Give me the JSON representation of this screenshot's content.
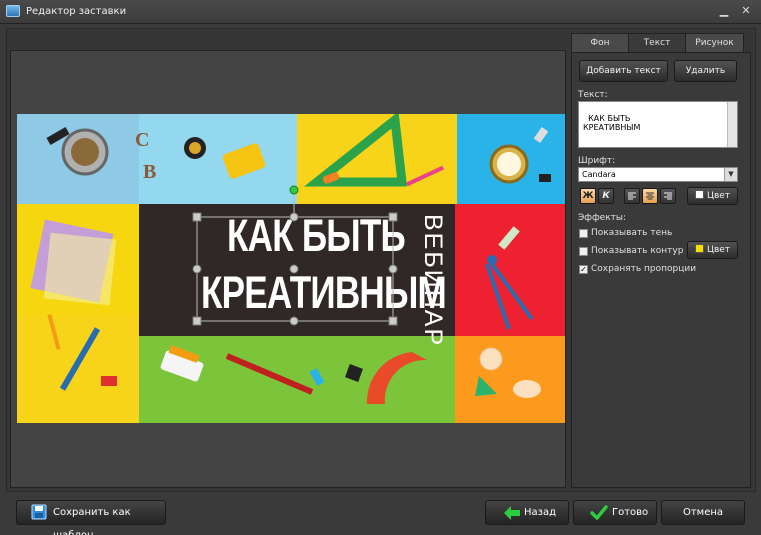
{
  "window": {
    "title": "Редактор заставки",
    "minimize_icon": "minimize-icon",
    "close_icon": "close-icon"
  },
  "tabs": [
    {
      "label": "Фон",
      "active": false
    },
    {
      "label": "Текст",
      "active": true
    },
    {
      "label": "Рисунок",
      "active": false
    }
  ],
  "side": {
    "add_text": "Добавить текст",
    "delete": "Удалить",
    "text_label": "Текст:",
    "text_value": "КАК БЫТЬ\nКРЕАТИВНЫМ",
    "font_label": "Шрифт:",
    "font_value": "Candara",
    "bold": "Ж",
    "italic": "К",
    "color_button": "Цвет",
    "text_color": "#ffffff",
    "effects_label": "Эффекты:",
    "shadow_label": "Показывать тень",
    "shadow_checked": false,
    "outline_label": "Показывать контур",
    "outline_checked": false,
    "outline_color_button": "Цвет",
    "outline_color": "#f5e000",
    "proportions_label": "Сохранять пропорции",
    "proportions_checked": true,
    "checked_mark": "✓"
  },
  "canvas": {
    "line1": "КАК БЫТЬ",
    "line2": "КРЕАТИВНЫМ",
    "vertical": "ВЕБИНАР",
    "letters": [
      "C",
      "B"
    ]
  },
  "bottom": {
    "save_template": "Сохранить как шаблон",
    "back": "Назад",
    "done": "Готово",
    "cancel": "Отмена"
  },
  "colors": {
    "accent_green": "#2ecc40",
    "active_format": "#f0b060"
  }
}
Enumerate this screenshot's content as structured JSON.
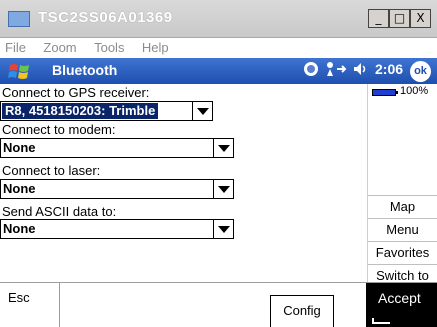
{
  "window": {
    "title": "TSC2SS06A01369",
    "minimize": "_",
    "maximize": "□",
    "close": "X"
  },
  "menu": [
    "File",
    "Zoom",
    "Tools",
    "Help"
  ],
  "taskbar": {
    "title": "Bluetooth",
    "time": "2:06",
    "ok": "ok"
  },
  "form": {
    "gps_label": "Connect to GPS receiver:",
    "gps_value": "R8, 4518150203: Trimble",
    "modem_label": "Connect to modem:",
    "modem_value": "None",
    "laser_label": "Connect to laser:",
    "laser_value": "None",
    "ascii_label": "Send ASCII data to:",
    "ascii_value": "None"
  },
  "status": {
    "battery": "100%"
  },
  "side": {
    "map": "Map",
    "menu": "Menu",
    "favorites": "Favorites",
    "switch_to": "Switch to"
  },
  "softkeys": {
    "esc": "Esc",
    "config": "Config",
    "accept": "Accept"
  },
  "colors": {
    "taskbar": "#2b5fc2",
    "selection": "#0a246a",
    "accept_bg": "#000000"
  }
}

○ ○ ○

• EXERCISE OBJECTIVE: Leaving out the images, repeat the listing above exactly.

• WRITTEN SOLUTION:
Give me the JSON representation of this screenshot's content.
{
  "window": {
    "title": "Редактор заставки",
    "minimize_icon": "minimize-icon",
    "close_icon": "close-icon"
  },
  "tabs": [
    {
      "label": "Фон",
      "active": false
    },
    {
      "label": "Текст",
      "active": true
    },
    {
      "label": "Рисунок",
      "active": false
    }
  ],
  "side": {
    "add_text": "Добавить текст",
    "delete": "Удалить",
    "text_label": "Текст:",
    "text_value": "КАК БЫТЬ\nКРЕАТИВНЫМ",
    "font_label": "Шрифт:",
    "font_value": "Candara",
    "bold": "Ж",
    "italic": "К",
    "color_button": "Цвет",
    "text_color": "#ffffff",
    "effects_label": "Эффекты:",
    "shadow_label": "Показывать тень",
    "shadow_checked": false,
    "outline_label": "Показывать контур",
    "outline_checked": false,
    "outline_color_button": "Цвет",
    "outline_color": "#f5e000",
    "proportions_label": "Сохранять пропорции",
    "proportions_checked": true,
    "checked_mark": "✓"
  },
  "canvas": {
    "line1": "КАК БЫТЬ",
    "line2": "КРЕАТИВНЫМ",
    "vertical": "ВЕБИНАР",
    "letters": [
      "C",
      "B"
    ]
  },
  "bottom": {
    "save_template": "Сохранить как шаблон",
    "back": "Назад",
    "done": "Готово",
    "cancel": "Отмена"
  },
  "colors": {
    "accent_green": "#2ecc40",
    "active_format": "#f0b060"
  }
}
Enumerate this screenshot's content as structured JSON.
{
  "window": {
    "title": "TSC2SS06A01369",
    "minimize": "_",
    "maximize": "□",
    "close": "X"
  },
  "menu": [
    "File",
    "Zoom",
    "Tools",
    "Help"
  ],
  "taskbar": {
    "title": "Bluetooth",
    "time": "2:06",
    "ok": "ok"
  },
  "form": {
    "gps_label": "Connect to GPS receiver:",
    "gps_value": "R8, 4518150203: Trimble",
    "modem_label": "Connect to modem:",
    "modem_value": "None",
    "laser_label": "Connect to laser:",
    "laser_value": "None",
    "ascii_label": "Send ASCII data to:",
    "ascii_value": "None"
  },
  "status": {
    "battery": "100%"
  },
  "side": {
    "map": "Map",
    "menu": "Menu",
    "favorites": "Favorites",
    "switch_to": "Switch to"
  },
  "softkeys": {
    "esc": "Esc",
    "config": "Config",
    "accept": "Accept"
  },
  "colors": {
    "taskbar": "#2b5fc2",
    "selection": "#0a246a",
    "accept_bg": "#000000"
  }
}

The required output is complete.